Parking and Transportation Services created the D+ parking permit over the summer after the Texas Department of Licensing and Regulation, which oversees handicap parking, said some labeled parking spaces on campus were “not compliant” with Texas Accessibility Standards, PTS director Bobby Stone said.
The standards regulate what spaces are compliant based on factors such as the size, shape and location in relation to buildings. Additionally, the standards discourage parallel parking “unless it can be situated so that persons entering and exiting vehicles will be out of the flow of traffic.”
Stone said a number of UT’s spaces were on hills or parallel to streets, causing the department to advise that they no longer be labeled as spaces compliant under the Americans with Disabilities Act .
“Those spaces still have a lot of value for the (disabled) community, so we began to think about how we could make them not be ADA spaces but still reserve them for people with ADA needs,” Stone said.
Instead of removing the spaces designated for disabled people, Stone said UT created the new permit to preserve the availability for students and faculty who can still benefit from them.
Like the D permit, the D+ permit still requires individuals to display the permit with a handicapped placard, according to the PTS website. D+ permits include all of the D spaces as well as all of the spaces deemed “noncompliant” by the department, Stone said .

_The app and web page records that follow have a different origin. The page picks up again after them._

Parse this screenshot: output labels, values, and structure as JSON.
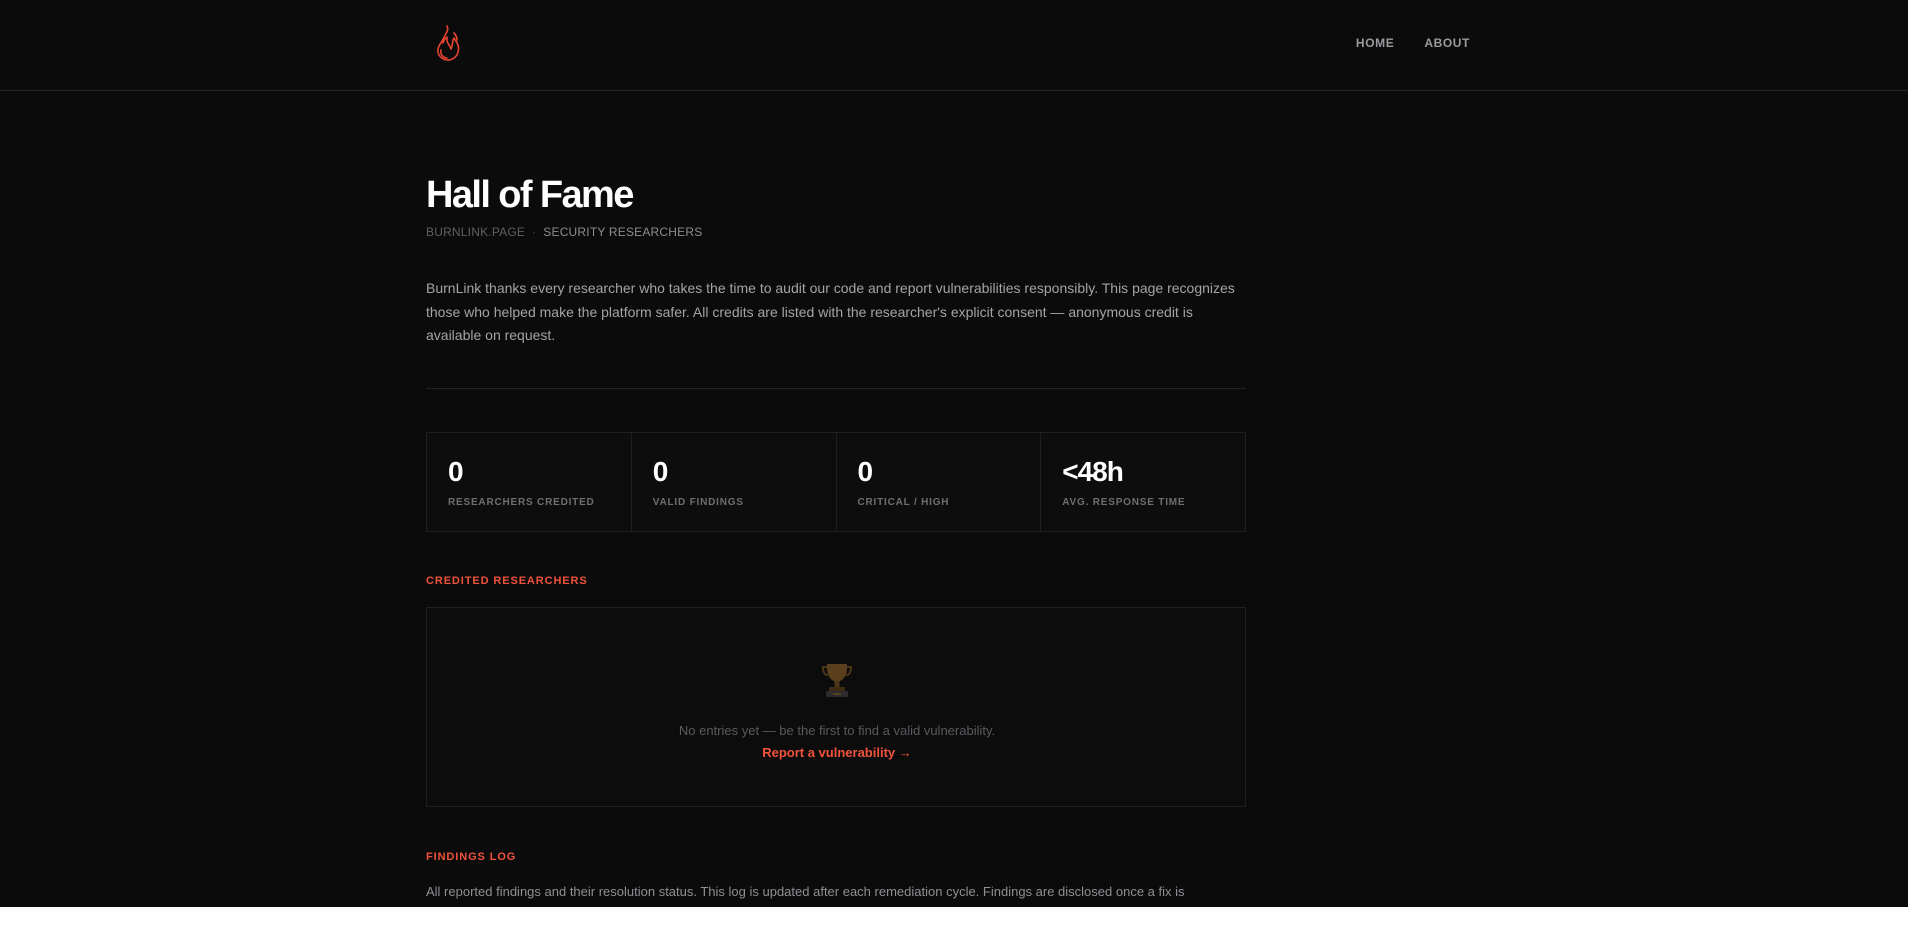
{
  "nav": {
    "home_label": "HOME",
    "about_label": "ABOUT"
  },
  "page": {
    "title": "Hall of Fame",
    "breadcrumb": {
      "site": "BURNLINK.PAGE",
      "separator": "·",
      "current": "SECURITY RESEARCHERS"
    },
    "intro": "BurnLink thanks every researcher who takes the time to audit our code and report vulnerabilities responsibly. This page recognizes those who helped make the platform safer. All credits are listed with the researcher's explicit consent — anonymous credit is available on request."
  },
  "stats": [
    {
      "value": "0",
      "label": "RESEARCHERS CREDITED"
    },
    {
      "value": "0",
      "label": "VALID FINDINGS"
    },
    {
      "value": "0",
      "label": "CRITICAL / HIGH"
    },
    {
      "value": "<48h",
      "label": "AVG. RESPONSE TIME"
    }
  ],
  "credited": {
    "heading": "CREDITED RESEARCHERS",
    "icon": "trophy-icon",
    "empty_text": "No entries yet — be the first to find a valid vulnerability.",
    "report_link": "Report a vulnerability →"
  },
  "findings": {
    "heading": "FINDINGS LOG",
    "description": "All reported findings and their resolution status. This log is updated after each remediation cycle. Findings are disclosed once a fix is"
  },
  "colors": {
    "background": "#0b0b0c",
    "accent": "#f0533b",
    "text_primary": "#ffffff",
    "text_muted": "#a4a4a9",
    "border": "#1f1f22"
  }
}
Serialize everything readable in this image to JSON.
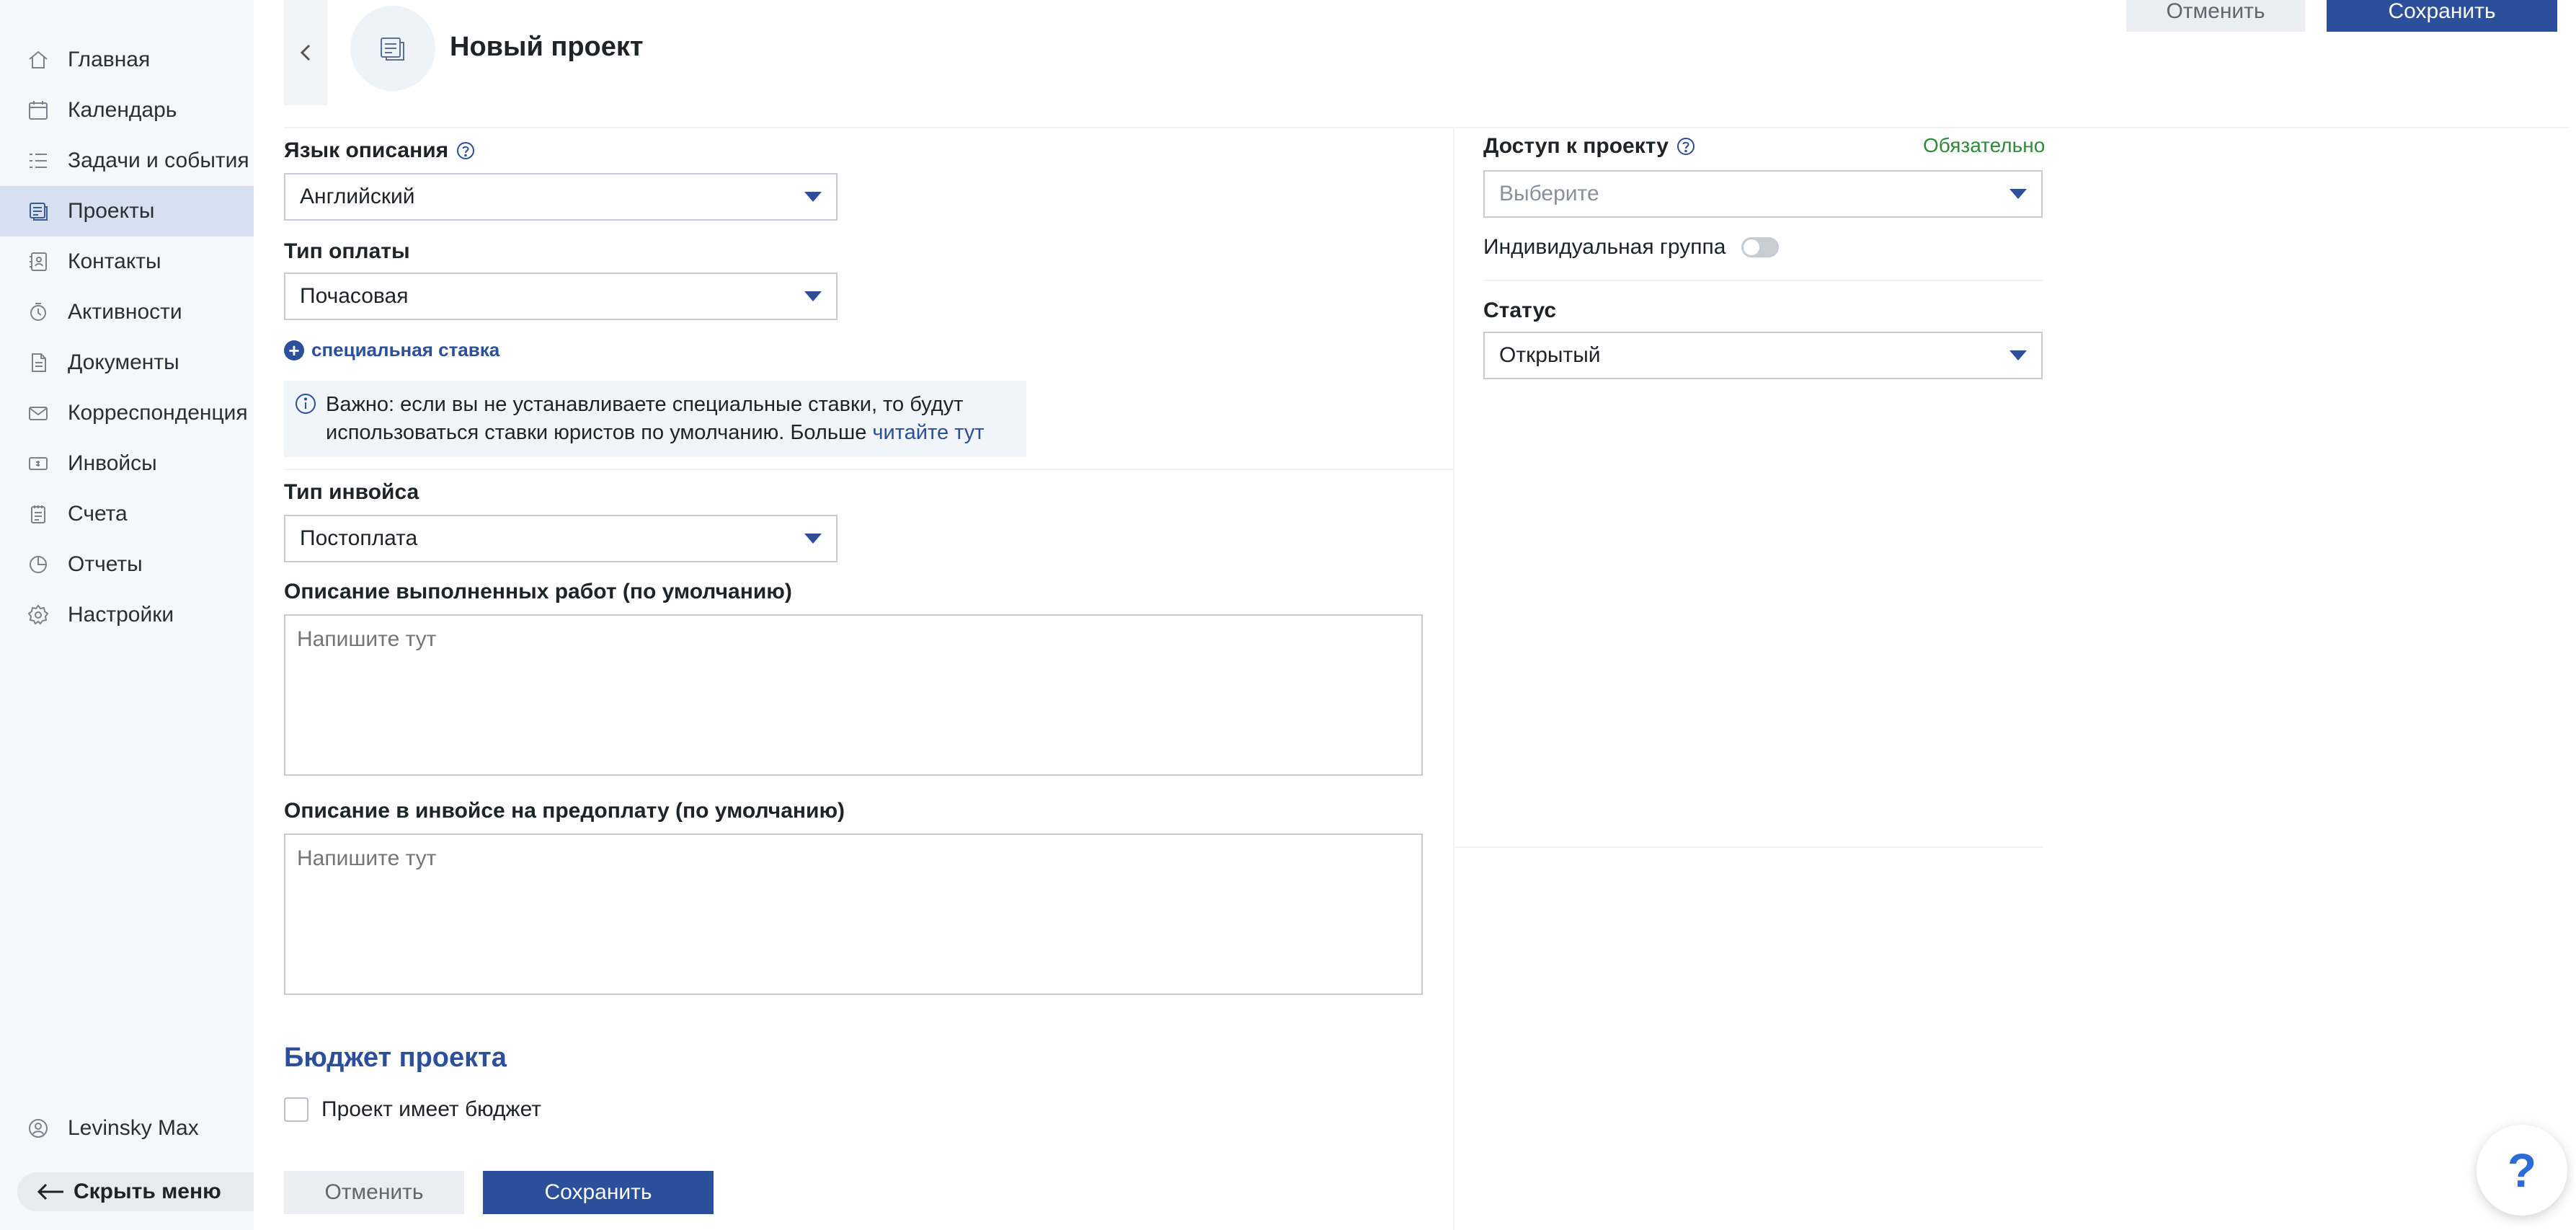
{
  "sidebar": {
    "items": [
      {
        "label": "Главная",
        "icon": "home-icon"
      },
      {
        "label": "Календарь",
        "icon": "calendar-icon"
      },
      {
        "label": "Задачи и события",
        "icon": "tasks-icon"
      },
      {
        "label": "Проекты",
        "icon": "projects-icon",
        "active": true
      },
      {
        "label": "Контакты",
        "icon": "contacts-icon"
      },
      {
        "label": "Активности",
        "icon": "activity-icon"
      },
      {
        "label": "Документы",
        "icon": "documents-icon"
      },
      {
        "label": "Корреспонденция",
        "icon": "mail-icon"
      },
      {
        "label": "Инвойсы",
        "icon": "invoice-icon"
      },
      {
        "label": "Счета",
        "icon": "accounts-icon"
      },
      {
        "label": "Отчеты",
        "icon": "reports-icon"
      },
      {
        "label": "Настройки",
        "icon": "settings-icon"
      }
    ],
    "user_name": "Levinsky Max",
    "hide_menu_label": "Скрыть меню"
  },
  "header": {
    "title": "Новый проект",
    "cancel_label": "Отменить",
    "save_label": "Сохранить"
  },
  "form": {
    "language": {
      "label": "Язык описания",
      "value": "Английский"
    },
    "payment_type": {
      "label": "Тип оплаты",
      "value": "Почасовая"
    },
    "special_rate_link": "специальная ставка",
    "notice": {
      "text": "Важно: если вы не устанавливаете специальные ставки, то будут использоваться ставки юристов по умолчанию. Больше ",
      "link": "читайте тут"
    },
    "invoice_type": {
      "label": "Тип инвойса",
      "value": "Постоплата"
    },
    "work_description": {
      "label": "Описание выполненных работ (по умолчанию)",
      "placeholder": "Напишите тут"
    },
    "prepay_description": {
      "label": "Описание в инвойсе на предоплату (по умолчанию)",
      "placeholder": "Напишите тут"
    },
    "budget": {
      "title": "Бюджет проекта",
      "checkbox_label": "Проект имеет бюджет"
    },
    "cancel_label": "Отменить",
    "save_label": "Сохранить"
  },
  "right_panel": {
    "access": {
      "label": "Доступ к проекту",
      "required": "Обязательно",
      "placeholder": "Выберите"
    },
    "individual_group": {
      "label": "Индивидуальная группа",
      "on": false
    },
    "status": {
      "label": "Статус",
      "value": "Открытый"
    }
  },
  "help_fab": "?",
  "colors": {
    "accent": "#2b4f9a",
    "required": "#2e8b3a",
    "sidebar_active": "#d7e0ee"
  }
}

Stone said the D+ permit is twice as expensive as the $150 D permit, which allows students to park only in technically compliant spaces.
Stone said the price increase was affected by a 2013 study done by the University, which proposed increases to food, housing and campus parking rates. He said the difference in price is also due to the “prime” location and number of spaces provided to students with a D+ permit.
“We all certainly understand that in some cases, a compliant space is absolutely necessary to work for whoever is using it,” Stone said. “In a lot of cases, it’s not really required.”
Stone said a wheelchair user or a person with a mobility-related disability may need a compliant space.
Currently, the University has 575 D and D+ spaces – 223 of which are in garages. While PTS spokesperson Melissa Loe said in an email that the number of spaces constantly fluctuates due to ongoing construction, Stone said the number of D permit spaces will not drop below 333 — the number of compliant spaces required by the state.
Caroline Puryear, Disability Advocacy Student Coalition recruitment chair, said she feels like PTS is going in the right direction with having as many spaces available as possible but said the price tag of the new permits was unnecessary.
“I can really respect what UT is doing with trying to keep these spaces accessible, but I don’t think that the price jump from $150 to $300 was really necessary,” Puryear, a government sophomore, said.